With each generation came either a new and improved version or an improvement to the existing computer with one major aim, to create not just a storage device but a portable machine that could organised, and preserve large data for years to come.

The invention of integrated circuit moved the evolution to the next generation of computers. By 1963, with this invention, computers became smaller, more powerful more reliable and were able to run many different programs at the same time.

Who would have imagined that a chance meeting between Steve Wozniak and Steve Jobs would explode in creative juices that have today produced just what the founding fathers of computing technology could only dream? The explosion of personal computers occurred in the early 1970s with the exhibition of Apple II at the First West Coast Computer Faire in San Francisco.
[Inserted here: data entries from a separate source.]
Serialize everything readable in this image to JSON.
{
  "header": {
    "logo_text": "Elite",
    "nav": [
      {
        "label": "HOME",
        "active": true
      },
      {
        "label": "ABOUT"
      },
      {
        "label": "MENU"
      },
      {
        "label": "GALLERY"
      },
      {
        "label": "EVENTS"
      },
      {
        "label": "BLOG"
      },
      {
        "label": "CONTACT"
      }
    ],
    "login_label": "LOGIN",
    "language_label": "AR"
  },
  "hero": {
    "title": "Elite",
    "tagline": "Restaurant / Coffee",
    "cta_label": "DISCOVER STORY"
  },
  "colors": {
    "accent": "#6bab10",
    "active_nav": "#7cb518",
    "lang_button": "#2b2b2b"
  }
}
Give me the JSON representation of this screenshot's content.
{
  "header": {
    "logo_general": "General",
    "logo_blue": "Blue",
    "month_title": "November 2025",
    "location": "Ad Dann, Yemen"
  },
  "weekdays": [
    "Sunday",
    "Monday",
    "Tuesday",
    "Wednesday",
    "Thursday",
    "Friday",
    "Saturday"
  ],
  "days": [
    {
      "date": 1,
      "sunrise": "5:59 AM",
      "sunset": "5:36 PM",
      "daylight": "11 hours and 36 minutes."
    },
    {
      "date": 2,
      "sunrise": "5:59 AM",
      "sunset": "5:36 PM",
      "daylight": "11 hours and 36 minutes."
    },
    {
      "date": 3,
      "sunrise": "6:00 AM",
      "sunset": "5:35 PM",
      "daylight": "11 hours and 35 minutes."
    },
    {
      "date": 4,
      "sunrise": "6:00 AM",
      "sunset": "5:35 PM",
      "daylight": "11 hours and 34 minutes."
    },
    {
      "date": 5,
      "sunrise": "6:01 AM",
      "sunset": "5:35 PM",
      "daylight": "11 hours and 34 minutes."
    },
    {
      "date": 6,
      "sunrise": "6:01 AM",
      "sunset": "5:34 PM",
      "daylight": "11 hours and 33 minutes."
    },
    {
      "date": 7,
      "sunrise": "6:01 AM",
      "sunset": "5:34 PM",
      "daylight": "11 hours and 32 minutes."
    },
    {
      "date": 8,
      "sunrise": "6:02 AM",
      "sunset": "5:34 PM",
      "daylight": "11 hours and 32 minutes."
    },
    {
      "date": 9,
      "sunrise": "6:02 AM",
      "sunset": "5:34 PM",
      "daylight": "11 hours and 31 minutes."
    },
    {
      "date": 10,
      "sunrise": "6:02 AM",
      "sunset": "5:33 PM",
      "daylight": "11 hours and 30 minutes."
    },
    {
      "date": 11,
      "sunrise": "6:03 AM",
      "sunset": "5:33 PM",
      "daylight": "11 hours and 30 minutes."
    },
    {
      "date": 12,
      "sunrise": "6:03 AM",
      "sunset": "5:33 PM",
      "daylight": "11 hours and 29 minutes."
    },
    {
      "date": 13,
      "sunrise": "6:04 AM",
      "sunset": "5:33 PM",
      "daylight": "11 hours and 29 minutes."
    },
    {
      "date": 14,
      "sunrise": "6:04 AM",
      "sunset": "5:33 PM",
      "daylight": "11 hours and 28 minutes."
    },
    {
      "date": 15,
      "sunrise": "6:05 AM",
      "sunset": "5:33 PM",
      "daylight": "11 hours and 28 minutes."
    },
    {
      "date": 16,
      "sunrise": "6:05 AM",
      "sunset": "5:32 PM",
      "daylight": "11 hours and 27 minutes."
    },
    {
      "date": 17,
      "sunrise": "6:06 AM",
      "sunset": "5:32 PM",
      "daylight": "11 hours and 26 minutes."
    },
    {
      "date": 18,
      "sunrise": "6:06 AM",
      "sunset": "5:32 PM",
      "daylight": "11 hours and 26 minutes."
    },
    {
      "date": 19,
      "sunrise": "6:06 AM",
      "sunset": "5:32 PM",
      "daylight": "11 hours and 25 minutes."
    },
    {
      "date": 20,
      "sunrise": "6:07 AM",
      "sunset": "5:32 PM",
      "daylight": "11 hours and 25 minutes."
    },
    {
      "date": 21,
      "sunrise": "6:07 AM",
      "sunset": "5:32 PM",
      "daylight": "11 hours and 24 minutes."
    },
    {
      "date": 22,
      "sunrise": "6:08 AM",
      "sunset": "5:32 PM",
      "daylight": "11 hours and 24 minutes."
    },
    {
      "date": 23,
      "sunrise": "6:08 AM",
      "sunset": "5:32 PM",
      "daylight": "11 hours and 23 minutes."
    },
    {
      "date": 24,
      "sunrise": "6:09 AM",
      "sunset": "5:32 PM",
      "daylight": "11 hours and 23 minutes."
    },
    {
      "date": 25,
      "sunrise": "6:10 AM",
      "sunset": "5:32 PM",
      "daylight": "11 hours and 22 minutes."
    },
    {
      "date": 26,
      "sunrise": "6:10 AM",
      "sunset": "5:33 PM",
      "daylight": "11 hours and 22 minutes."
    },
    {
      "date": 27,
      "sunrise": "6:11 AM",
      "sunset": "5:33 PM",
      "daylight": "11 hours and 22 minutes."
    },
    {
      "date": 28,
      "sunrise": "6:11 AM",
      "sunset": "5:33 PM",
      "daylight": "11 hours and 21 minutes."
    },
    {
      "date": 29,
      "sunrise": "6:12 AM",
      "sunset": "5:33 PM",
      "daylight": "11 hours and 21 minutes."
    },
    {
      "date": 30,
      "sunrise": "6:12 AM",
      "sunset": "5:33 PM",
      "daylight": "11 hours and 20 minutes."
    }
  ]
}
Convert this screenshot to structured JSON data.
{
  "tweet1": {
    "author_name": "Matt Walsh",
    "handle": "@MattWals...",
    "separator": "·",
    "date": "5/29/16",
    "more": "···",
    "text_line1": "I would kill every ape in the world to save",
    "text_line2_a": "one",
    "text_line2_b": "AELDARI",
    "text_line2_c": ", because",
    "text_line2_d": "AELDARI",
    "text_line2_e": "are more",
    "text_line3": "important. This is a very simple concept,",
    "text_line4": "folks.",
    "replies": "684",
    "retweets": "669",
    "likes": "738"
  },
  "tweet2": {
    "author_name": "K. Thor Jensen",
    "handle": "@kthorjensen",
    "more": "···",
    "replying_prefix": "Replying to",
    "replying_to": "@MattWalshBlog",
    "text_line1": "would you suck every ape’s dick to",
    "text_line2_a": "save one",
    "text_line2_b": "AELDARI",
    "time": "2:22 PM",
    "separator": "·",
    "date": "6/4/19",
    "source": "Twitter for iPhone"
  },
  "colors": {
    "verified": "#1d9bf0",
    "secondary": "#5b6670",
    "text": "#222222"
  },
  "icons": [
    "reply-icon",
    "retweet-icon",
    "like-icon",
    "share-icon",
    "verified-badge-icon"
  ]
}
Wozniak, an American computer engineer, and co-founder of Apple Computer (now Apple Inc.) has his inventions and machines credited to this feat.

Not only did Wozniak create the Apple I and Apple II computers both in the mid-1970s, the Apple II rapidly gained huge fame, eventually becoming one of the best selling personal computers of the 1970s and early 1980s. Wozniak singlehandedly designed the hardware, circuit board designs, and operating system for Apple 1. On June 29, 1975 Wozniak made computer history when via his creation, a character displayed on a TV screen was generated by a home computer.

Wozniak alongside his partner, Jobs has been credited with revolutionizing technology by creating smaller, cheaper computers giving rise to the BYOD policy which translates to “Bring Your Own Device”. The BYOD policy perils the use of personal devices such as PCs and smart phones to access privileged information in places that hitherto, such personal devices were prohibited.

While Wozniak was still working for Hewlett-Packard, he spent his nights improving Apple I, and Jobs figured out how to market it.

 He designed all its hardware and software—an extraordinary feat even for the time.

And what’s more, he did it all while working at his day job at Hewlett-Packard.

The Apple II was the machine that brought computers onto the desks of ordinary people with its miraculous designs. It became one of the most popular computers ever. Though it was a vast improvement over Apple 1, it contained the same processor and ran at the same speed.

Muola Awolowo